[Collected data entries]
Segment Open

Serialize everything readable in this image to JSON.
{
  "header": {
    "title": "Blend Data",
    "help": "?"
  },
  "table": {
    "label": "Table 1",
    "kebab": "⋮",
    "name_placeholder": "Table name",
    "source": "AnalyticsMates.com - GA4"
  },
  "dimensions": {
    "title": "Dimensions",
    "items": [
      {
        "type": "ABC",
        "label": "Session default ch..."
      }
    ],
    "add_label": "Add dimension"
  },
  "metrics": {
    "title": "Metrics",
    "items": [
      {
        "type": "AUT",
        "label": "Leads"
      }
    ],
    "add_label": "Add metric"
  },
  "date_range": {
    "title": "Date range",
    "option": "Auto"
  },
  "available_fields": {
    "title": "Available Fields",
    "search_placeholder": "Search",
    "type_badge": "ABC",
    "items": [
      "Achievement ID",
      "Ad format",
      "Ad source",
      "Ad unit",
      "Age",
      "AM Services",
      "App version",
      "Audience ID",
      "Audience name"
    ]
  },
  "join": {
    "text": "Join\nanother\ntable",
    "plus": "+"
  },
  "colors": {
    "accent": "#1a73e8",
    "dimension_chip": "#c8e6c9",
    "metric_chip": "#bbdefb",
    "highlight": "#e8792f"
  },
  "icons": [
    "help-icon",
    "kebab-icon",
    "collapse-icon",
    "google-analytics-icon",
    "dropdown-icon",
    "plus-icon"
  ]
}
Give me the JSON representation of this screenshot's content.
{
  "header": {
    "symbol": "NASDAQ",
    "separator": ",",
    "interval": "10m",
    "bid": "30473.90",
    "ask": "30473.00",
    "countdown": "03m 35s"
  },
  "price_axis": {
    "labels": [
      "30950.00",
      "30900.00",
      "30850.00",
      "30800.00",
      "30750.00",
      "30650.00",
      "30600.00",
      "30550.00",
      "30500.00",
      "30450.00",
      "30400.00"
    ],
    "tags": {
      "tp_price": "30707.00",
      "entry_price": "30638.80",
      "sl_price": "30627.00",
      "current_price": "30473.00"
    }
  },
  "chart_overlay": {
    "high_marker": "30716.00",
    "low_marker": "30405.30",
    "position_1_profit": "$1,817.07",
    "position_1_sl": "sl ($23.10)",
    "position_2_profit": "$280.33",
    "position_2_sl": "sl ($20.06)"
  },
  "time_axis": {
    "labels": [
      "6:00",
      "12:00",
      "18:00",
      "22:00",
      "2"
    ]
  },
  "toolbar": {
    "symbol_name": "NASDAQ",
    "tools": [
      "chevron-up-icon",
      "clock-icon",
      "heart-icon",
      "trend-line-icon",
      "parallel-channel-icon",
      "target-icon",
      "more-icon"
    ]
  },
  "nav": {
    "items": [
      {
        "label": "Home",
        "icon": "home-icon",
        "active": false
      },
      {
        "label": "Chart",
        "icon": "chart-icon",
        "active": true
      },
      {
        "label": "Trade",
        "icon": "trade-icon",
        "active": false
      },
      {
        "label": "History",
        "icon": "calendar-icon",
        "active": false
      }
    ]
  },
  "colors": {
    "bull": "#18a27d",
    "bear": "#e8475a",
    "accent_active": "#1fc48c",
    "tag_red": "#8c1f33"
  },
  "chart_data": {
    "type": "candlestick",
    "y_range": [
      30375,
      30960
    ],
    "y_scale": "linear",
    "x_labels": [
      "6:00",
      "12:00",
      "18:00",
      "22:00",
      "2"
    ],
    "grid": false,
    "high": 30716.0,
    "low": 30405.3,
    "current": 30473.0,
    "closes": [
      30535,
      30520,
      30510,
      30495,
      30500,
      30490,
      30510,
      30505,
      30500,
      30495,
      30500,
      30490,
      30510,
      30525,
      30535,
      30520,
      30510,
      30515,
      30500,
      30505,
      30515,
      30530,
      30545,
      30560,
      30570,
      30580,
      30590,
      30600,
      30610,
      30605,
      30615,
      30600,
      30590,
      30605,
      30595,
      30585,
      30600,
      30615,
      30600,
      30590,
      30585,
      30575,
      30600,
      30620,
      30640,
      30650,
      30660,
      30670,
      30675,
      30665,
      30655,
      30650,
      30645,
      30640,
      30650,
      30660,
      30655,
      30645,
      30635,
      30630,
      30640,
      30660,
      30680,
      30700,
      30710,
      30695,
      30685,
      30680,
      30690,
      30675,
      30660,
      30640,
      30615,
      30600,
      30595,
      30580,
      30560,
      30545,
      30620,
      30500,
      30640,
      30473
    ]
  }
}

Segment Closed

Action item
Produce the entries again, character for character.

Solved problem
Serialize everything readable in this image to JSON.
{
  "header": {
    "title": "Blend Data",
    "help": "?"
  },
  "table": {
    "label": "Table 1",
    "kebab": "⋮",
    "name_placeholder": "Table name",
    "source": "AnalyticsMates.com - GA4"
  },
  "dimensions": {
    "title": "Dimensions",
    "items": [
      {
        "type": "ABC",
        "label": "Session default ch..."
      }
    ],
    "add_label": "Add dimension"
  },
  "metrics": {
    "title": "Metrics",
    "items": [
      {
        "type": "AUT",
        "label": "Leads"
      }
    ],
    "add_label": "Add metric"
  },
  "date_range": {
    "title": "Date range",
    "option": "Auto"
  },
  "available_fields": {
    "title": "Available Fields",
    "search_placeholder": "Search",
    "type_badge": "ABC",
    "items": [
      "Achievement ID",
      "Ad format",
      "Ad source",
      "Ad unit",
      "Age",
      "AM Services",
      "App version",
      "Audience ID",
      "Audience name"
    ]
  },
  "join": {
    "text": "Join\nanother\ntable",
    "plus": "+"
  },
  "colors": {
    "accent": "#1a73e8",
    "dimension_chip": "#c8e6c9",
    "metric_chip": "#bbdefb",
    "highlight": "#e8792f"
  },
  "icons": [
    "help-icon",
    "kebab-icon",
    "collapse-icon",
    "google-analytics-icon",
    "dropdown-icon",
    "plus-icon"
  ]
}
Give me the JSON representation of this screenshot's content.
{
  "header": {
    "symbol": "NASDAQ",
    "separator": ",",
    "interval": "10m",
    "bid": "30473.90",
    "ask": "30473.00",
    "countdown": "03m 35s"
  },
  "price_axis": {
    "labels": [
      "30950.00",
      "30900.00",
      "30850.00",
      "30800.00",
      "30750.00",
      "30650.00",
      "30600.00",
      "30550.00",
      "30500.00",
      "30450.00",
      "30400.00"
    ],
    "tags": {
      "tp_price": "30707.00",
      "entry_price": "30638.80",
      "sl_price": "30627.00",
      "current_price": "30473.00"
    }
  },
  "chart_overlay": {
    "high_marker": "30716.00",
    "low_marker": "30405.30",
    "position_1_profit": "$1,817.07",
    "position_1_sl": "sl ($23.10)",
    "position_2_profit": "$280.33",
    "position_2_sl": "sl ($20.06)"
  },
  "time_axis": {
    "labels": [
      "6:00",
      "12:00",
      "18:00",
      "22:00",
      "2"
    ]
  },
  "toolbar": {
    "symbol_name": "NASDAQ",
    "tools": [
      "chevron-up-icon",
      "clock-icon",
      "heart-icon",
      "trend-line-icon",
      "parallel-channel-icon",
      "target-icon",
      "more-icon"
    ]
  },
  "nav": {
    "items": [
      {
        "label": "Home",
        "icon": "home-icon",
        "active": false
      },
      {
        "label": "Chart",
        "icon": "chart-icon",
        "active": true
      },
      {
        "label": "Trade",
        "icon": "trade-icon",
        "active": false
      },
      {
        "label": "History",
        "icon": "calendar-icon",
        "active": false
      }
    ]
  },
  "colors": {
    "bull": "#18a27d",
    "bear": "#e8475a",
    "accent_active": "#1fc48c",
    "tag_red": "#8c1f33"
  },
  "chart_data": {
    "type": "candlestick",
    "y_range": [
      30375,
      30960
    ],
    "y_scale": "linear",
    "x_labels": [
      "6:00",
      "12:00",
      "18:00",
      "22:00",
      "2"
    ],
    "grid": false,
    "high": 30716.0,
    "low": 30405.3,
    "current": 30473.0,
    "closes": [
      30535,
      30520,
      30510,
      30495,
      30500,
      30490,
      30510,
      30505,
      30500,
      30495,
      30500,
      30490,
      30510,
      30525,
      30535,
      30520,
      30510,
      30515,
      30500,
      30505,
      30515,
      30530,
      30545,
      30560,
      30570,
      30580,
      30590,
      30600,
      30610,
      30605,
      30615,
      30600,
      30590,
      30605,
      30595,
      30585,
      30600,
      30615,
      30600,
      30590,
      30585,
      30575,
      30600,
      30620,
      30640,
      30650,
      30660,
      30670,
      30675,
      30665,
      30655,
      30650,
      30645,
      30640,
      30650,
      30660,
      30655,
      30645,
      30635,
      30630,
      30640,
      30660,
      30680,
      30700,
      30710,
      30695,
      30685,
      30680,
      30690,
      30675,
      30660,
      30640,
      30615,
      30600,
      30595,
      30580,
      30560,
      30545,
      30620,
      30500,
      30640,
      30473
    ]
  }
}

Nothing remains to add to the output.